View details for PubMedID 24295634
To assess the clinical performance of the laryngeal mask airway-Supreme in children.The purpose of this prospective audit was to evaluate the feasibility of the laryngeal mask airway-Supreme in clinical practice and generate data for future comparison trials.The laryngeal mask airway-Supreme is a new second-generation supraglottic airway that was recently released in limited pediatric sizes (sizes 1, 2).One hundred children, ASA I-III, newborn to 16 years of age, and undergoing various procedures requiring a size 1, 2, or 3 laryngeal mask airway-Supreme were studied. Assessments included insertion success rates, airway leak pressures, success of gastric tube insertion, quality of airway, and perioperative complications.The first-time insertion success rate was 97%, with an overall insertion success rate of 100%. The mean initial airway leak pressure for all patients was 22.3 ± 6.6 cm H(2) O. Gastric tube placement was possible in 98% of patients. Complications were noted in six patients: coughing or laryngospasm (n = 3), sore throat (n = 1), and dysphonia (n = 2).The laryngeal mask airway-Supreme was inserted with a high degree of success on the first attempt by clinicians with limited prior experience with the device. It was effectively used for a variety of procedures in children undergoing spontaneous and mechanical ventilation with minimal complications. The leak pressures demonstrated in this study, along with access for gastric decompression, suggest that the laryngeal mask airway-Supreme may be an effective device for positive pressure ventilation in children.

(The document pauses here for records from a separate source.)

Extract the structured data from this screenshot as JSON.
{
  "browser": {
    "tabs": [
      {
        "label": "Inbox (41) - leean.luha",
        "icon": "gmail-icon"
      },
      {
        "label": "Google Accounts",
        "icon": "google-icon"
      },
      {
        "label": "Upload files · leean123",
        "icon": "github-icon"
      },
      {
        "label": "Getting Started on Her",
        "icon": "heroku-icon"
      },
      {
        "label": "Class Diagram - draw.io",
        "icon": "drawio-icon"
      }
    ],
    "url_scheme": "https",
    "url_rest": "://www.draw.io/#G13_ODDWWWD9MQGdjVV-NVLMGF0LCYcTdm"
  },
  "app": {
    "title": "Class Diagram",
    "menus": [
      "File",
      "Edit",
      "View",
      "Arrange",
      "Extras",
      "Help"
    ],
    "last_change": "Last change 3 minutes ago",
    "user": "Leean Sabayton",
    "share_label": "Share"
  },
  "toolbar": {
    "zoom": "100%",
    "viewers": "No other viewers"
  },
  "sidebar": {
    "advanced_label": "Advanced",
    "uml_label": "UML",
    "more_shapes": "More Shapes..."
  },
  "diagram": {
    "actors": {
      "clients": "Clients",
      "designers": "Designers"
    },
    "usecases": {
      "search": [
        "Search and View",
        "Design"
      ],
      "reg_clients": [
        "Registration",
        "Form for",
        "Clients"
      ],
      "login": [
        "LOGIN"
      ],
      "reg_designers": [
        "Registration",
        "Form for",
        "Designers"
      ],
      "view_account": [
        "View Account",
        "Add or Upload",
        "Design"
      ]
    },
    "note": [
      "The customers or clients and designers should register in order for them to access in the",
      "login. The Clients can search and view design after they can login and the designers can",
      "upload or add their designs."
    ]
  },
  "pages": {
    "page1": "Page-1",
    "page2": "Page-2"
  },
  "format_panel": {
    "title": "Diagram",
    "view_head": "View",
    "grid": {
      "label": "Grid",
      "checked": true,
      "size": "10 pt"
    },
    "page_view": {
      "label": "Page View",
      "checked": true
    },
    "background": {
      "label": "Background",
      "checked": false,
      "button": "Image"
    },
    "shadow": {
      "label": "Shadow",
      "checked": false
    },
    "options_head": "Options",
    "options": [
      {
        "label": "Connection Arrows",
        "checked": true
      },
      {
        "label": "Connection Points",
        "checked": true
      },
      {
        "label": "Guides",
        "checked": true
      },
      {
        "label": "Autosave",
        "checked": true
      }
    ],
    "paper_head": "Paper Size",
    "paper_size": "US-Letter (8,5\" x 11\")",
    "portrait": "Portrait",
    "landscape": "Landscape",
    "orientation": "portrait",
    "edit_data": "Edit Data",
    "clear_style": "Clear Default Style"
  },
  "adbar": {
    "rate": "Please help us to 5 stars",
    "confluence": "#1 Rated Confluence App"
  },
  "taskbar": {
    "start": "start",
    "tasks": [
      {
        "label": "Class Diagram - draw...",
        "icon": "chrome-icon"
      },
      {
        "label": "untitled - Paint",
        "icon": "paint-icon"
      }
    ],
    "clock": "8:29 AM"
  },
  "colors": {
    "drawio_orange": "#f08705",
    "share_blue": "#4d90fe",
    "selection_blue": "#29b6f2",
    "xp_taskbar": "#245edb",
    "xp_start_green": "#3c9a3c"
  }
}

View details for DOI 10.1111/j.1460-9592.2012.03832.x
View details for PubMedID 22416790
We conducted a randomised controlled trial comparing the laryngeal mask airway Supreme(?) with the laryngeal mask airway Unique(?) in children. Fifty children presenting for elective surgery were randomly assigned to receive either the laryngeal mask airway Supreme or laryngeal mask airway Unique. The outcomes measured were airway leak pressure, ease and time for insertion, insertion success rate, fibreoptic examination, incidence of gastric insufflation, ease of gastric tube placement through the laryngeal mask airway Supreme, quality of airway during anaesthetic maintenance and complications. Median (IQR [range]) time to successful device placement was shorter with the laryngeal mask airway Unique, 14.5 [13.5-16.3 (10.0-23.6)] s than with the laryngeal mask airway Supreme, 17.4 [14.8-19.8 (11.5-29.2)] s; p = 0.007. Median (IQR [range]) airway leak pressures for the laryngeal mask airway Supreme and laryngeal mask airway Unique were 20 [16-21 (12-22)] cmH(2)O and 15 [14-18 (10-24)] cmH(2)O, respectively (p = 0.001). The incidence of gastric insufflation was lower with the laryngeal mask airway Supreme (zero vs six patients), p = 0.01. In conclusion, the laryngeal mask airway Supreme performed as well as the laryngeal mask airway Unique and is a useful alternative for airway maintenance, particularly in children who require evacuation of gastric contents during anaesthesia.
View details for DOI 10.1111/j.1365-2044.2011.06960.x
View details for PubMedID 22070630